[DATA — start]

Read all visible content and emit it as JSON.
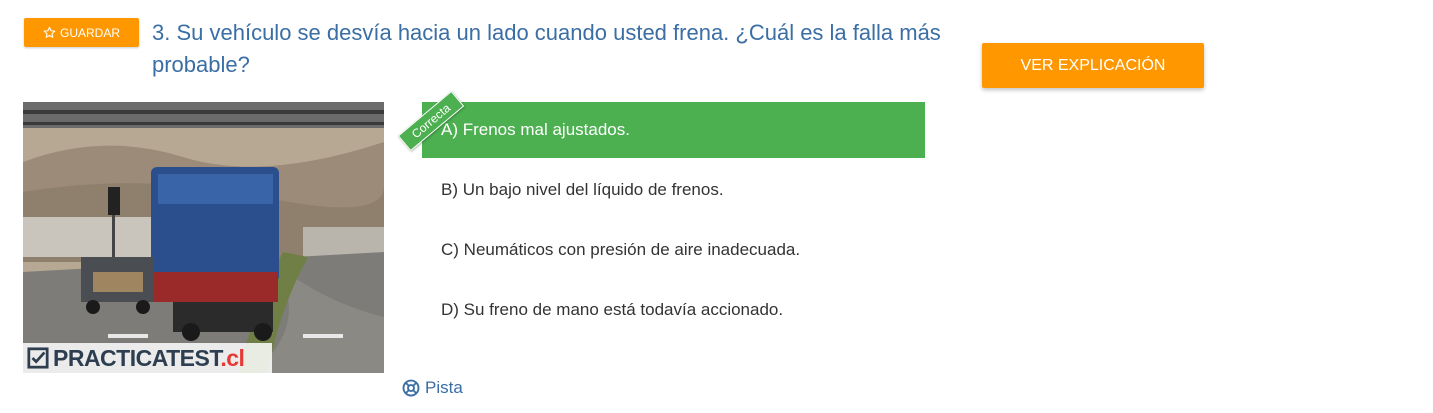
{
  "save_button": {
    "label": "GUARDAR",
    "icon": "star-outline-icon"
  },
  "question": {
    "number": "3.",
    "text": "3. Su vehículo se desvía hacia un lado cuando usted frena. ¿Cuál es la falla más probable?"
  },
  "explain_button": {
    "label": "VER EXPLICACIÓN"
  },
  "image": {
    "watermark_part1": "PRACTICA",
    "watermark_part2": "TEST",
    "watermark_part3": ".cl"
  },
  "correct_badge": "Correcta",
  "answers": [
    {
      "text": "A) Frenos mal ajustados.",
      "correct": true
    },
    {
      "text": "B) Un bajo nivel del líquido de frenos.",
      "correct": false
    },
    {
      "text": "C) Neumáticos con presión de aire inadecuada.",
      "correct": false
    },
    {
      "text": "D) Su freno de mano está todavía accionado.",
      "correct": false
    }
  ],
  "hint": {
    "label": "Pista",
    "icon": "lifebuoy-icon"
  },
  "colors": {
    "accent_orange": "#ff9800",
    "correct_green": "#4caf50",
    "link_blue": "#3a6ea5"
  }
}
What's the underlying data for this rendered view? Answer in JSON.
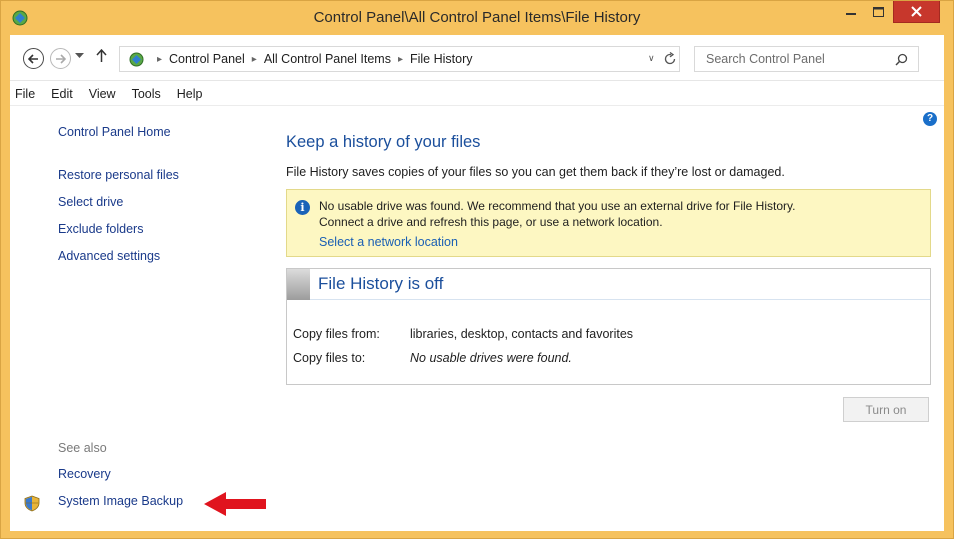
{
  "window": {
    "title": "Control Panel\\All Control Panel Items\\File History",
    "controls": {
      "minimize": "–",
      "maximize": "□",
      "close": "✕"
    },
    "frame_color": "#f6c25e",
    "close_color": "#c7372c"
  },
  "navigation": {
    "back_icon": "back-arrow-icon",
    "forward_icon": "forward-arrow-icon",
    "recent_icon": "chevron-down-icon",
    "up_icon": "up-arrow-icon"
  },
  "address": {
    "breadcrumbs": [
      "Control Panel",
      "All Control Panel Items",
      "File History"
    ],
    "separator": "▸",
    "dropdown": "∨",
    "refresh_icon": "refresh-icon"
  },
  "search": {
    "placeholder": "Search Control Panel",
    "icon": "search-icon"
  },
  "menu": {
    "file": "File",
    "edit": "Edit",
    "view": "View",
    "tools": "Tools",
    "help": "Help"
  },
  "sidebar": {
    "home": "Control Panel Home",
    "items": [
      "Restore personal files",
      "Select drive",
      "Exclude folders",
      "Advanced settings"
    ],
    "see_also": "See also",
    "recovery": "Recovery",
    "system_image": "System Image Backup"
  },
  "help_icon": "?",
  "main": {
    "title": "Keep a history of your files",
    "description": "File History saves copies of your files so you can get them back if they’re lost or damaged.",
    "info": {
      "icon": "i",
      "line1": "No usable drive was found. We recommend that you use an external drive for File History.",
      "line2": "Connect a drive and refresh this page, or use a network location.",
      "link": "Select a network location"
    },
    "status": {
      "title": "File History is off",
      "copy_from_label": "Copy files from:",
      "copy_from_value": "libraries, desktop, contacts and favorites",
      "copy_to_label": "Copy files to:",
      "copy_to_value": "No usable drives were found."
    },
    "turn_on": "Turn on"
  },
  "annotation": {
    "arrow_color": "#e0141e"
  }
}
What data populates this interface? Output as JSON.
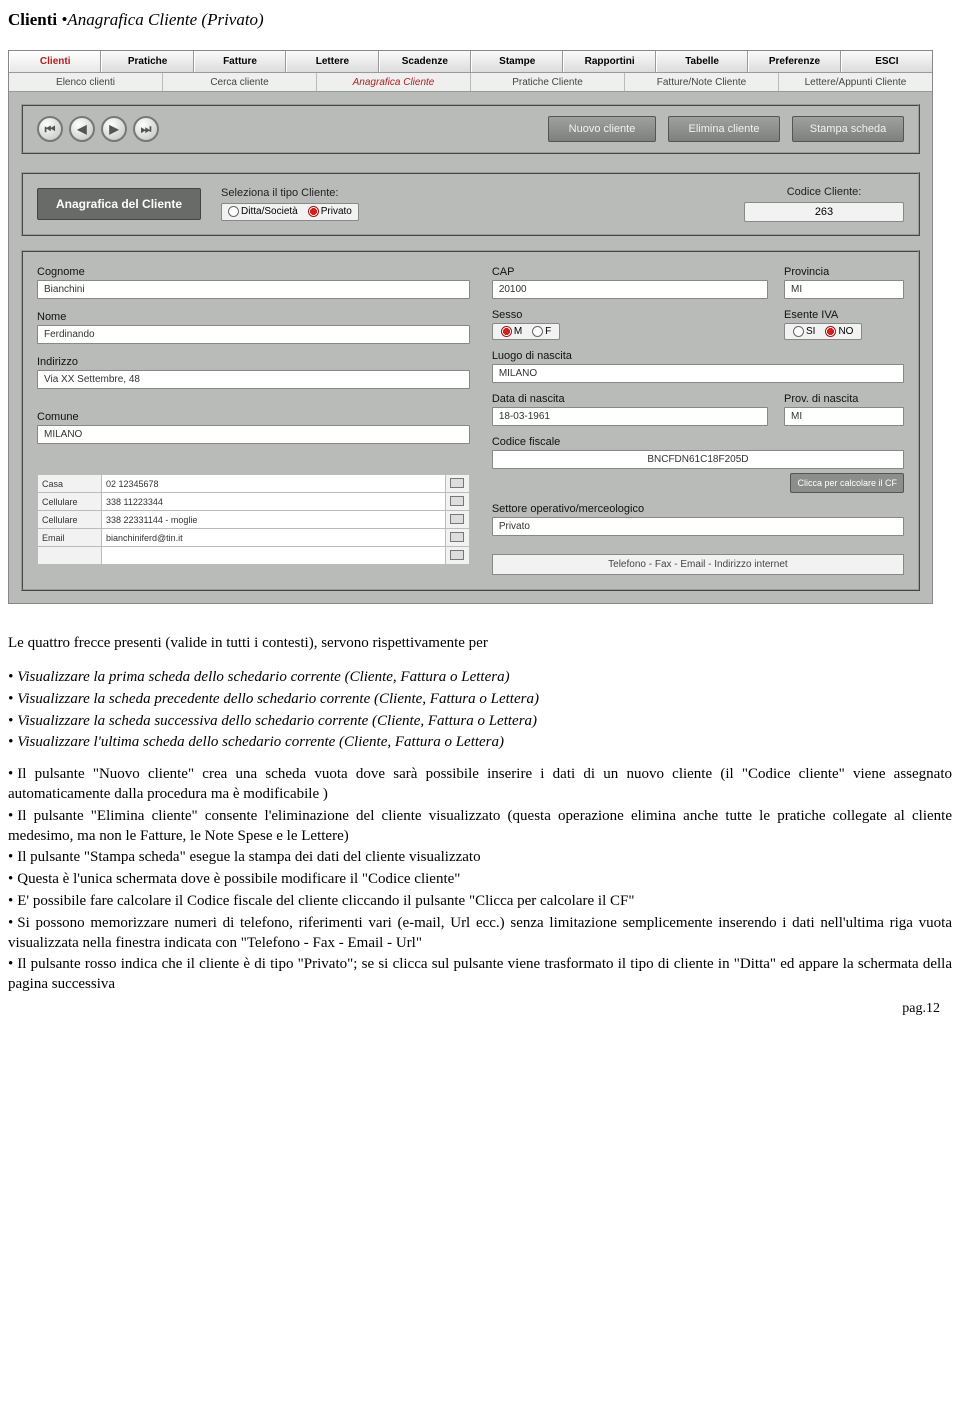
{
  "doc": {
    "title_bold": "Clienti ",
    "title_italic": "•Anagrafica Cliente (Privato)",
    "page_num": "pag.12"
  },
  "app": {
    "main_tabs": [
      "Clienti",
      "Pratiche",
      "Fatture",
      "Lettere",
      "Scadenze",
      "Stampe",
      "Rapportini",
      "Tabelle",
      "Preferenze",
      "ESCI"
    ],
    "main_tab_active_index": 0,
    "sub_tabs": [
      "Elenco clienti",
      "Cerca cliente",
      "Anagrafica Cliente",
      "Pratiche Cliente",
      "Fatture/Note Cliente",
      "Lettere/Appunti Cliente"
    ],
    "sub_tab_active_index": 2,
    "toolbar": {
      "nuovo": "Nuovo cliente",
      "elimina": "Elimina cliente",
      "stampa": "Stampa scheda"
    },
    "type_panel": {
      "title": "Anagrafica del Cliente",
      "select_label": "Seleziona il tipo Cliente:",
      "opt_ditta": "Ditta/Società",
      "opt_privato": "Privato",
      "selected": "Privato",
      "codice_label": "Codice Cliente:",
      "codice_value": "263"
    },
    "form": {
      "cognome_label": "Cognome",
      "cognome": "Bianchini",
      "nome_label": "Nome",
      "nome": "Ferdinando",
      "indirizzo_label": "Indirizzo",
      "indirizzo": "Via XX Settembre, 48",
      "comune_label": "Comune",
      "comune": "MILANO",
      "cap_label": "CAP",
      "cap": "20100",
      "provincia_label": "Provincia",
      "provincia": "MI",
      "sesso_label": "Sesso",
      "sesso_m": "M",
      "sesso_f": "F",
      "sesso_sel": "M",
      "esente_label": "Esente IVA",
      "esente_si": "SI",
      "esente_no": "NO",
      "esente_sel": "NO",
      "luogo_label": "Luogo di nascita",
      "luogo": "MILANO",
      "data_label": "Data di nascita",
      "data": "18-03-1961",
      "provn_label": "Prov. di nascita",
      "provn": "MI",
      "cf_label": "Codice fiscale",
      "cf": "BNCFDN61C18F205D",
      "cf_btn": "Clicca per calcolare il CF",
      "settore_label": "Settore operativo/merceologico",
      "settore": "Privato",
      "footer_strip": "Telefono - Fax - Email - Indirizzo internet"
    },
    "contacts": [
      {
        "type": "Casa",
        "value": "02 12345678"
      },
      {
        "type": "Cellulare",
        "value": "338 11223344"
      },
      {
        "type": "Cellulare",
        "value": "338 22331144 - moglie"
      },
      {
        "type": "Email",
        "value": "bianchiniferd@tin.it"
      },
      {
        "type": "",
        "value": ""
      }
    ]
  },
  "text": {
    "lead": "Le quattro frecce presenti (valide in tutti i contesti), servono rispettivamente per",
    "arrow1": "Visualizzare la prima scheda dello schedario corrente (Cliente, Fattura o Lettera)",
    "arrow2": "Visualizzare la scheda precedente dello schedario corrente (Cliente, Fattura o Lettera)",
    "arrow3": "Visualizzare la scheda successiva dello schedario corrente (Cliente, Fattura o Lettera)",
    "arrow4": "Visualizzare l'ultima scheda dello schedario corrente (Cliente, Fattura o Lettera)",
    "p1": "Il pulsante \"Nuovo cliente\" crea una scheda vuota dove sarà possibile inserire i dati di un nuovo cliente (il \"Codice cliente\" viene assegnato automaticamente dalla procedura ma è modificabile )",
    "p2": "Il pulsante \"Elimina cliente\" consente l'eliminazione del cliente visualizzato (questa operazione elimina anche tutte le pratiche collegate al cliente medesimo, ma non le Fatture, le Note Spese e le Lettere)",
    "p3": "Il pulsante \"Stampa scheda\" esegue la stampa dei dati del cliente visualizzato",
    "p4": "Questa è l'unica schermata dove è possibile modificare il \"Codice cliente\"",
    "p5": "E' possibile fare calcolare il Codice fiscale del cliente cliccando il pulsante \"Clicca per calcolare il CF\"",
    "p6": "Si possono memorizzare numeri di telefono, riferimenti vari (e-mail, Url ecc.) senza limitazione semplicemente inserendo i dati nell'ultima riga vuota visualizzata nella finestra indicata con \"Telefono - Fax - Email - Url\"",
    "p7": "Il pulsante rosso indica che il cliente è di tipo \"Privato\"; se si clicca sul pulsante viene trasformato il tipo di cliente in \"Ditta\" ed appare la schermata della pagina successiva"
  }
}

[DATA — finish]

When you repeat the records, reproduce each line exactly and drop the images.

FINISHED EXERCISE
Read all visible content and emit it as JSON.
{
  "save_button": {
    "label": "GUARDAR",
    "icon": "star-outline-icon"
  },
  "question": {
    "number": "3.",
    "text": "3. Su vehículo se desvía hacia un lado cuando usted frena. ¿Cuál es la falla más probable?"
  },
  "explain_button": {
    "label": "VER EXPLICACIÓN"
  },
  "image": {
    "watermark_part1": "PRACTICA",
    "watermark_part2": "TEST",
    "watermark_part3": ".cl"
  },
  "correct_badge": "Correcta",
  "answers": [
    {
      "text": "A) Frenos mal ajustados.",
      "correct": true
    },
    {
      "text": "B) Un bajo nivel del líquido de frenos.",
      "correct": false
    },
    {
      "text": "C) Neumáticos con presión de aire inadecuada.",
      "correct": false
    },
    {
      "text": "D) Su freno de mano está todavía accionado.",
      "correct": false
    }
  ],
  "hint": {
    "label": "Pista",
    "icon": "lifebuoy-icon"
  },
  "colors": {
    "accent_orange": "#ff9800",
    "correct_green": "#4caf50",
    "link_blue": "#3a6ea5"
  }
}
What's the underlying data for this rendered view? Answer in JSON.
{
  "window": {
    "title": "Control Panel\\All Control Panel Items\\File History",
    "controls": {
      "minimize": "–",
      "maximize": "□",
      "close": "✕"
    },
    "frame_color": "#f6c25e",
    "close_color": "#c7372c"
  },
  "navigation": {
    "back_icon": "back-arrow-icon",
    "forward_icon": "forward-arrow-icon",
    "recent_icon": "chevron-down-icon",
    "up_icon": "up-arrow-icon"
  },
  "address": {
    "breadcrumbs": [
      "Control Panel",
      "All Control Panel Items",
      "File History"
    ],
    "separator": "▸",
    "dropdown": "∨",
    "refresh_icon": "refresh-icon"
  },
  "search": {
    "placeholder": "Search Control Panel",
    "icon": "search-icon"
  },
  "menu": {
    "file": "File",
    "edit": "Edit",
    "view": "View",
    "tools": "Tools",
    "help": "Help"
  },
  "sidebar": {
    "home": "Control Panel Home",
    "items": [
      "Restore personal files",
      "Select drive",
      "Exclude folders",
      "Advanced settings"
    ],
    "see_also": "See also",
    "recovery": "Recovery",
    "system_image": "System Image Backup"
  },
  "help_icon": "?",
  "main": {
    "title": "Keep a history of your files",
    "description": "File History saves copies of your files so you can get them back if they’re lost or damaged.",
    "info": {
      "icon": "i",
      "line1": "No usable drive was found. We recommend that you use an external drive for File History.",
      "line2": "Connect a drive and refresh this page, or use a network location.",
      "link": "Select a network location"
    },
    "status": {
      "title": "File History is off",
      "copy_from_label": "Copy files from:",
      "copy_from_value": "libraries, desktop, contacts and favorites",
      "copy_to_label": "Copy files to:",
      "copy_to_value": "No usable drives were found."
    },
    "turn_on": "Turn on"
  },
  "annotation": {
    "arrow_color": "#e0141e"
  }
}
What data populates this interface? Output as JSON.
{
  "doc": {
    "title_bold": "Clienti ",
    "title_italic": "•Anagrafica Cliente (Privato)",
    "page_num": "pag.12"
  },
  "app": {
    "main_tabs": [
      "Clienti",
      "Pratiche",
      "Fatture",
      "Lettere",
      "Scadenze",
      "Stampe",
      "Rapportini",
      "Tabelle",
      "Preferenze",
      "ESCI"
    ],
    "main_tab_active_index": 0,
    "sub_tabs": [
      "Elenco clienti",
      "Cerca cliente",
      "Anagrafica Cliente",
      "Pratiche Cliente",
      "Fatture/Note Cliente",
      "Lettere/Appunti Cliente"
    ],
    "sub_tab_active_index": 2,
    "toolbar": {
      "nuovo": "Nuovo cliente",
      "elimina": "Elimina cliente",
      "stampa": "Stampa scheda"
    },
    "type_panel": {
      "title": "Anagrafica del Cliente",
      "select_label": "Seleziona il tipo Cliente:",
      "opt_ditta": "Ditta/Società",
      "opt_privato": "Privato",
      "selected": "Privato",
      "codice_label": "Codice Cliente:",
      "codice_value": "263"
    },
    "form": {
      "cognome_label": "Cognome",
      "cognome": "Bianchini",
      "nome_label": "Nome",
      "nome": "Ferdinando",
      "indirizzo_label": "Indirizzo",
      "indirizzo": "Via XX Settembre, 48",
      "comune_label": "Comune",
      "comune": "MILANO",
      "cap_label": "CAP",
      "cap": "20100",
      "provincia_label": "Provincia",
      "provincia": "MI",
      "sesso_label": "Sesso",
      "sesso_m": "M",
      "sesso_f": "F",
      "sesso_sel": "M",
      "esente_label": "Esente IVA",
      "esente_si": "SI",
      "esente_no": "NO",
      "esente_sel": "NO",
      "luogo_label": "Luogo di nascita",
      "luogo": "MILANO",
      "data_label": "Data di nascita",
      "data": "18-03-1961",
      "provn_label": "Prov. di nascita",
      "provn": "MI",
      "cf_label": "Codice fiscale",
      "cf": "BNCFDN61C18F205D",
      "cf_btn": "Clicca per calcolare il CF",
      "settore_label": "Settore operativo/merceologico",
      "settore": "Privato",
      "footer_strip": "Telefono - Fax - Email - Indirizzo internet"
    },
    "contacts": [
      {
        "type": "Casa",
        "value": "02 12345678"
      },
      {
        "type": "Cellulare",
        "value": "338 11223344"
      },
      {
        "type": "Cellulare",
        "value": "338 22331144 - moglie"
      },
      {
        "type": "Email",
        "value": "bianchiniferd@tin.it"
      },
      {
        "type": "",
        "value": ""
      }
    ]
  },
  "text": {
    "lead": "Le quattro frecce presenti (valide in tutti i contesti), servono rispettivamente per",
    "arrow1": "Visualizzare la prima scheda dello schedario corrente (Cliente, Fattura o Lettera)",
    "arrow2": "Visualizzare la scheda precedente dello schedario corrente (Cliente, Fattura o Lettera)",
    "arrow3": "Visualizzare la scheda successiva dello schedario corrente (Cliente, Fattura o Lettera)",
    "arrow4": "Visualizzare l'ultima scheda dello schedario corrente (Cliente, Fattura o Lettera)",
    "p1": "Il pulsante \"Nuovo cliente\" crea una scheda vuota dove sarà possibile inserire i dati di un nuovo cliente (il \"Codice cliente\" viene assegnato automaticamente dalla procedura ma è modificabile )",
    "p2": "Il pulsante \"Elimina cliente\" consente l'eliminazione del cliente visualizzato (questa operazione elimina anche tutte le pratiche collegate al cliente medesimo, ma non le Fatture, le Note Spese e le Lettere)",
    "p3": "Il pulsante \"Stampa scheda\" esegue la stampa dei dati del cliente visualizzato",
    "p4": "Questa è l'unica schermata dove è possibile modificare il \"Codice cliente\"",
    "p5": "E' possibile fare calcolare il Codice fiscale del cliente cliccando il pulsante \"Clicca per calcolare il CF\"",
    "p6": "Si possono memorizzare numeri di telefono, riferimenti vari (e-mail, Url ecc.) senza limitazione semplicemente inserendo i dati nell'ultima riga vuota visualizzata nella finestra indicata con \"Telefono - Fax - Email - Url\"",
    "p7": "Il pulsante rosso indica che il cliente è di tipo \"Privato\"; se si clicca sul pulsante viene trasformato il tipo di cliente in \"Ditta\" ed appare la schermata della pagina successiva"
  }
}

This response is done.